So what kind of leadership style will best serve recruitment companies (and others) during these volatile, uncertain, complex, and ambiguous times? A traditional, authoritarian command and control style or something more transformational and inclusive? In other words, do you want Steve Jobs or Oprah at the helm of your team or company?
When Marshall Goldsmith famously declared “What got you here won’t get you there,” he was onto something. Leaders who look backwards for the answers are not well placed to move forwards.
Leaders who are thoughtful and able to calmly consider their current external challenges rather than dwell on their past successes are well placed to create plans to move forward. Such individuals calmly assess the capabilities of their teams and make informed leadership decisions.
The Harvard Business Review recently called for today’s leaders to be versatile, defined as “the ability to read and respond to change with a wide repertoire of complementary skills and behaviours.” I refer to it as having a thoughtful sense of urgency. There’s a fine line between headless chicken and thoughtful urgency. It’s also a fine line between success and failure.
In my work as a leadership and performance coach, one of the first things I assess is an individual’s capacity for self-reflection. Know thyself is coaching lesson 101. If the leader of your team or company doesn’t have that skill, they might be better off in politics rather than recruitment.
As the market pivots and turns, it follows that recruitment companies will require leaders with a thoughtful sense of urgency and with the resourcefulness to meet the constantly changing demands being made of them. That resourcefulness is firmly rooted in one’s EQ. What if they don’t have those skills? Coach the heck out of them until they do or promote the rising stars with high EQ. Working in a VUCA climate requires that as a minimum.
Organisations transition sometimes not by choice but from external stimuli. This crisis (global macro-uncertainty) looks different to the last crisis (the pandemic) which by the way is different to the crisis that preceded it (global recession). That is another reason why leaders can’t rely on their “proven” leadership style and should not be promoted solely on that metric.
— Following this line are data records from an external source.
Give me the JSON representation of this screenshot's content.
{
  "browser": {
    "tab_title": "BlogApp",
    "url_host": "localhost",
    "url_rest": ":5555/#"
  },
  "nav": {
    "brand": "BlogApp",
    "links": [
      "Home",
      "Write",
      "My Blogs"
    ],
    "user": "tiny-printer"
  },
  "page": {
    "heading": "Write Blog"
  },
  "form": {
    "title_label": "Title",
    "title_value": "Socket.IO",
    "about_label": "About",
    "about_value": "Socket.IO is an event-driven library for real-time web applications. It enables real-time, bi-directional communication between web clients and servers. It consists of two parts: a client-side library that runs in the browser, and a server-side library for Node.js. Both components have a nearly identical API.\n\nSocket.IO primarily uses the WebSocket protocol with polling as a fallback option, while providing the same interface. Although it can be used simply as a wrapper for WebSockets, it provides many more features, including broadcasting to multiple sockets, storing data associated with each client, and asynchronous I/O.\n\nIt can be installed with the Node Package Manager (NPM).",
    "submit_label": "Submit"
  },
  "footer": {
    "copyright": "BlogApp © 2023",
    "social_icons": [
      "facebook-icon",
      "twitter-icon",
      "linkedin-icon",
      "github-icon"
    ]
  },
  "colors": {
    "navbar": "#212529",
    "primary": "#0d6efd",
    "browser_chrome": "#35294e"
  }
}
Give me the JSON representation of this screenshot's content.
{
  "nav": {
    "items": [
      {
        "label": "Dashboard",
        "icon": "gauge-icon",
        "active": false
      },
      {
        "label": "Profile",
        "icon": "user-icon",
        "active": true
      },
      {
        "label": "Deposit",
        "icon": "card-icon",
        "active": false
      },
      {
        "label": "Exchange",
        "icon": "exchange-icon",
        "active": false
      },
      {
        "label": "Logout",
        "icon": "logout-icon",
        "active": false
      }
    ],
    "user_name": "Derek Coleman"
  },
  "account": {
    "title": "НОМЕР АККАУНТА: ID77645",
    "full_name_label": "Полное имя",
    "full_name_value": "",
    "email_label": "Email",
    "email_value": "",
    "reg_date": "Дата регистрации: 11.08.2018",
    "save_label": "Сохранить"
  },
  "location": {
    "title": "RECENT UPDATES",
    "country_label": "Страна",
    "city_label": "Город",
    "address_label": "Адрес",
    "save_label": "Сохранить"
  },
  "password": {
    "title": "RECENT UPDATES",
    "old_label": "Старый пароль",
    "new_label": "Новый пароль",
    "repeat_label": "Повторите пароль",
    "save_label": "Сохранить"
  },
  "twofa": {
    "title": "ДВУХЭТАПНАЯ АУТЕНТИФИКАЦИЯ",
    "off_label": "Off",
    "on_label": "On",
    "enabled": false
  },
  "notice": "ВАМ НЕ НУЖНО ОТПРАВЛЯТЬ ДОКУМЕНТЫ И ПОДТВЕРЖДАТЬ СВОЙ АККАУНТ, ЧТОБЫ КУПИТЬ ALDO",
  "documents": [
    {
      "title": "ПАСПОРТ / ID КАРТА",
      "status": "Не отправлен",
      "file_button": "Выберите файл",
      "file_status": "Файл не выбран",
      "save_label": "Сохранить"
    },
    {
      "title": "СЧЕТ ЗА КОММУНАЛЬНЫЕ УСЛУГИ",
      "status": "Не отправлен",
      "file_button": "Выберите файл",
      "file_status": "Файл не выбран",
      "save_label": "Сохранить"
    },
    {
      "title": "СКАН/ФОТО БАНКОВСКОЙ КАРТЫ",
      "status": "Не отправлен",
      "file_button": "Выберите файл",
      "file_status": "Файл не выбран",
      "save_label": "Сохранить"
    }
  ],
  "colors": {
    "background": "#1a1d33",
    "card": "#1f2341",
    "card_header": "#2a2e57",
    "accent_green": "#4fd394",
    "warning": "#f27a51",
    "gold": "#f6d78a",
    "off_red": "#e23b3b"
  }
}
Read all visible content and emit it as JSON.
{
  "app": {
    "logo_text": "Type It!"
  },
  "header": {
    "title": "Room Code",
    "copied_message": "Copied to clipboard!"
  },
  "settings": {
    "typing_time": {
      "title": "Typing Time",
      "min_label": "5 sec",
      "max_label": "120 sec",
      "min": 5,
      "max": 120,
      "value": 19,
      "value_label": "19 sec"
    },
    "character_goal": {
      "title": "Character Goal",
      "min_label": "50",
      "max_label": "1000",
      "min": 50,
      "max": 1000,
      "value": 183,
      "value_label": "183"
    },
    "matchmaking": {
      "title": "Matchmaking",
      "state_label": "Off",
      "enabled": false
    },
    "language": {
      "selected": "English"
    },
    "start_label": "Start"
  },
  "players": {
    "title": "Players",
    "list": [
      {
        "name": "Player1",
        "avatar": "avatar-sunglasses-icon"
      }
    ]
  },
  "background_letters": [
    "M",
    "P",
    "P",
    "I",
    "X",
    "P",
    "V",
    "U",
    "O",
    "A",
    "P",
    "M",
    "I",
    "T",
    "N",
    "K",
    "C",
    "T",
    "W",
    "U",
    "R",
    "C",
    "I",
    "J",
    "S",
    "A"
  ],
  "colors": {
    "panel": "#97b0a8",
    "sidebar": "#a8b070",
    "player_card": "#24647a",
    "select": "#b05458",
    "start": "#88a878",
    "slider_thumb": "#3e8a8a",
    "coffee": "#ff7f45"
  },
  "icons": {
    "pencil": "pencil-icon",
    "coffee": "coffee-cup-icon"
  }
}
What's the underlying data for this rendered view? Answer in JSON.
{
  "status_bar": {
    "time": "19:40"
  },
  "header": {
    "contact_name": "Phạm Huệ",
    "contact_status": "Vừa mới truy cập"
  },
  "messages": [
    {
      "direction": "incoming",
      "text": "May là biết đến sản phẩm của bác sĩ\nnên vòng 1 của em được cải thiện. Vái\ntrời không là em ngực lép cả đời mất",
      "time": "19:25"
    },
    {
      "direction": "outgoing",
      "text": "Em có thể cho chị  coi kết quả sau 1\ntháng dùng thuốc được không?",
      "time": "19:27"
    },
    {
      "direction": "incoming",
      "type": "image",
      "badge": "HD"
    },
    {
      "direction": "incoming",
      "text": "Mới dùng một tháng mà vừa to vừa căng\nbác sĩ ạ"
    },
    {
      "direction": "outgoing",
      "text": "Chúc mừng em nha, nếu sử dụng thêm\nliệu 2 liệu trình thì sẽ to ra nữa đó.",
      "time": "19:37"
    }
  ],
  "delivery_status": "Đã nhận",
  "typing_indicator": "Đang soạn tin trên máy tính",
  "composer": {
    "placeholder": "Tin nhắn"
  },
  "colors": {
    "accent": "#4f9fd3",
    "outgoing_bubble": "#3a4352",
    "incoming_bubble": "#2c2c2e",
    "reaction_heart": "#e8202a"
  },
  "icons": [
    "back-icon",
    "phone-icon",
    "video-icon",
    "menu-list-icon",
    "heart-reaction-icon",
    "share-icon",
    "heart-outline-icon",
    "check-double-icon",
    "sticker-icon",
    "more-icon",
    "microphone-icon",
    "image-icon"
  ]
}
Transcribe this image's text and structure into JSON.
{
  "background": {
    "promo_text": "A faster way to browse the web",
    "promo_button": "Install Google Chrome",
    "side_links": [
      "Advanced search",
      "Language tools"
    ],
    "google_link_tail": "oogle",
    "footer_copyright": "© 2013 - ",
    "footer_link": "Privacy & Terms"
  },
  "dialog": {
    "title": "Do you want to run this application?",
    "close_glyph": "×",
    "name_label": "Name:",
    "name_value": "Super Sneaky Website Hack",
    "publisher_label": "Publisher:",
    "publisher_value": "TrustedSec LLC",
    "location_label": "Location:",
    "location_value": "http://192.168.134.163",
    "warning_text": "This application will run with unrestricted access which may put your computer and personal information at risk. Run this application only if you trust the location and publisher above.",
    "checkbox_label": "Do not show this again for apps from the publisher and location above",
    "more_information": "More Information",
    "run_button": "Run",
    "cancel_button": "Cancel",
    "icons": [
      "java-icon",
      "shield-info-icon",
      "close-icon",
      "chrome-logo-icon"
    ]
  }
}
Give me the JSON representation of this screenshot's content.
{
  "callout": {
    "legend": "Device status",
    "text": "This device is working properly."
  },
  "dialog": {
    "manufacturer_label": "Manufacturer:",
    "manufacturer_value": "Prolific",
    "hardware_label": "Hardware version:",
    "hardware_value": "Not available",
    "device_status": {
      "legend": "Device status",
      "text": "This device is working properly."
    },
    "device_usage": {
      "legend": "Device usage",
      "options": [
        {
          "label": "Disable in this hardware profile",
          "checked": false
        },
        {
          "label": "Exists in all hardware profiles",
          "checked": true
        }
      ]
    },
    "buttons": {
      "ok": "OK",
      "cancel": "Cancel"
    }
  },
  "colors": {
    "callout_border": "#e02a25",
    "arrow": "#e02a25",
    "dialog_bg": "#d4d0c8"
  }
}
It was tried and tested to meet a different set of problems.
For a decade, I ran one of the U.K.’s most profitable recruitment companies, as consistently ranked by the Recruiter Hot 100. I am not sure I had the thoughtful sense of urgency that is called for now. I might have dismissed such self-reflection as unnecessary naval gazing and relied on what got me there. So maybe I wouldn’t have got here.
I recently read an interesting book on leadership and was reminded of the powerful and relevant quote by the holocaust survivor Viktor Frankl “Between stimulus and response there is a space. In that space is our power to choose our response. In our response lies our growth and our freedom.”
That leads me to conclude, the companies most likely to emerge stronger from this hiatus will be led by self-aware and emotionally intelligent leaders who act with intentionality. Put another way, we should expect to see more Oprah and less Steve Jobs.
Our thanks to Gavin for sharing his expertise with us. Gavin Sharpe runs his own coaching and leadership consultancy, www.gavin-sharpe.com.
This article was first published for the Recruiter.